Working Time Regulations

The Working Time Regulations came into force in October 1998.

The Regulations were amended, with effect from 1 August 2003, to extend working time measures in full to all non mobile workers in road, sea, inland waterways and lake transport, to all workers in the railway and offshore sectors, and to all workers in aviation who are not covered by the sectoral Aviation Directive. The Regulations applied to junior doctors from 1 August 2004.

Mobile workers in road transport have more limited protections. Those subject to European Drivers' hours rules 3820/85 are entitled to 4 weeks paid annual leave and health assessments if a night worker from 1 August 2003. Mobile workers not covered by European drivers' hours rules will be entitled to an average 48 hours per week, 4.8 weeks paid holiday, health assessments if a night worker and adequate rest.

The Regulations were previously amended, with effect from 6 April 2003, to provide enhanced rights for adolescent workers. Because of these amendments to the Regulations, sections of the guidance have been revised. These are: Section 2: Working time limits and Section 3: Working at night - see Your guide to the Working Time Regulations.

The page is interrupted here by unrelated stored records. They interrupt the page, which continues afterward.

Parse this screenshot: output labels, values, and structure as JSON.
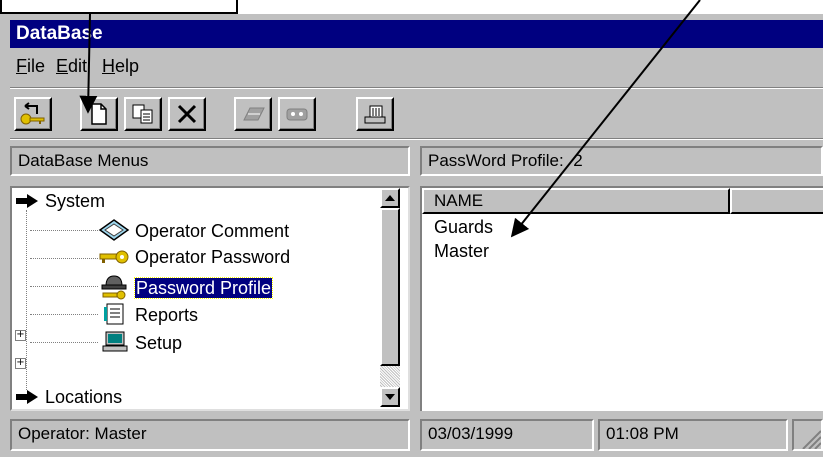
{
  "window": {
    "title": "DataBase"
  },
  "menu": {
    "items": [
      {
        "label": "File",
        "u": "F",
        "rest": "ile"
      },
      {
        "label": "Edit",
        "u": "E",
        "rest": "dit"
      },
      {
        "label": "Help",
        "u": "H",
        "rest": "elp"
      }
    ]
  },
  "toolbar": {
    "buttons": [
      {
        "icon": "key-return-icon"
      },
      {
        "icon": "new-document-icon"
      },
      {
        "icon": "copy-icon"
      },
      {
        "icon": "delete-x-icon"
      },
      {
        "icon": "eraser-icon"
      },
      {
        "icon": "tape-icon"
      },
      {
        "icon": "printer-icon"
      }
    ]
  },
  "left_panel": {
    "header": "DataBase Menus",
    "tree": [
      {
        "label": "System",
        "icon": "arrow-icon",
        "level": 0
      },
      {
        "label": "Operator Comment",
        "icon": "diamond-icon",
        "level": 1
      },
      {
        "label": "Operator Password",
        "icon": "key-icon",
        "level": 1
      },
      {
        "label": "Password Profile",
        "icon": "hat-key-icon",
        "level": 1,
        "selected": true
      },
      {
        "label": "Reports",
        "icon": "document-icon",
        "level": 1,
        "expandable": true
      },
      {
        "label": "Setup",
        "icon": "computer-icon",
        "level": 1,
        "expandable": true
      },
      {
        "label": "Locations",
        "icon": "arrow-icon",
        "level": 0
      }
    ]
  },
  "right_panel": {
    "header_label": "PassWord Profile:",
    "header_count": "2",
    "columns": [
      "NAME",
      ""
    ],
    "rows": [
      "Guards",
      "Master"
    ]
  },
  "status": {
    "operator": "Operator:  Master",
    "date": "03/03/1999",
    "time": "01:08 PM"
  },
  "colors": {
    "title_bg": "#000080",
    "face": "#c0c0c0",
    "selection": "#000080",
    "key": "#e0c000"
  }
}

The basic rights and protections that the Regulations provide are:

  • a limit of an average of 48 hours a week which a worker can be required to work (though workers can choose to work more if they want to).
  • a limit of an average of 8 hours work in 24 which nightworkers can be required to work.
  • a right for night workers to receive free health assessments.
  • a right to 11 hours rest a day.
  • a right to a day off each week.
  • a right to an in-work rest break if the working day is longer than 6 hours.
  • a right to 4 weeks paid leave per year.

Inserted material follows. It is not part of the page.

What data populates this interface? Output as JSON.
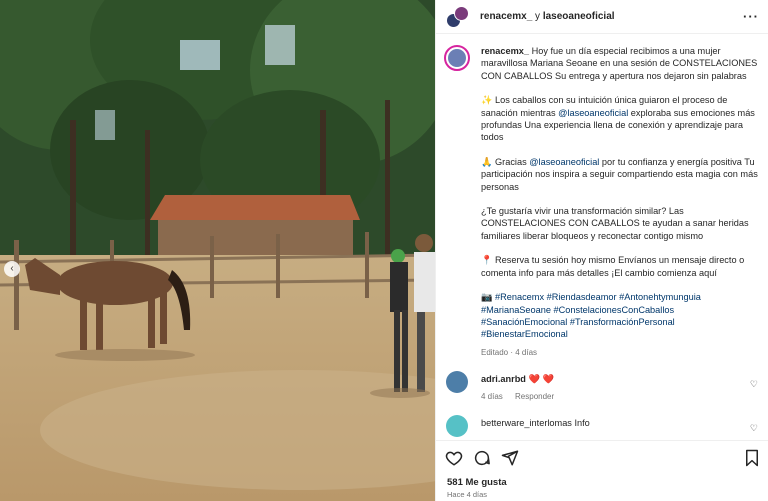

Current position on the opt-out in the UK

As the opt out is going through a negotiating process in Europe, the UK law remains unchanged on this point and workers are still able to opt-out of the weekly working time limits.  The UK will be given time to implement any changes to legislation and any future developments on this and other Working Time topics will be posted on this website in due course.

Member States discussed a revised proposal from the European Commission at the Employment Council on 2 June.  However there was no agreement on the proposals at this point.


Enforcement is split between different authorities. The limits and health assessments (if a night worker), are enforced by the Health and Safety Executive, local authority environmental health departments, the Civil Aviation Authority (CAA),the Vehicle and Operator Services Agency (VOSA) and Office of Rail Regulation (ORR).The entitlements to rest and leave are enforced through employment tribunals. The Employment Tribunals Service can also help you with information about making a claim or about Tribunal procedures.

However, if you require further information about the application of the Regulations you should contact Acas.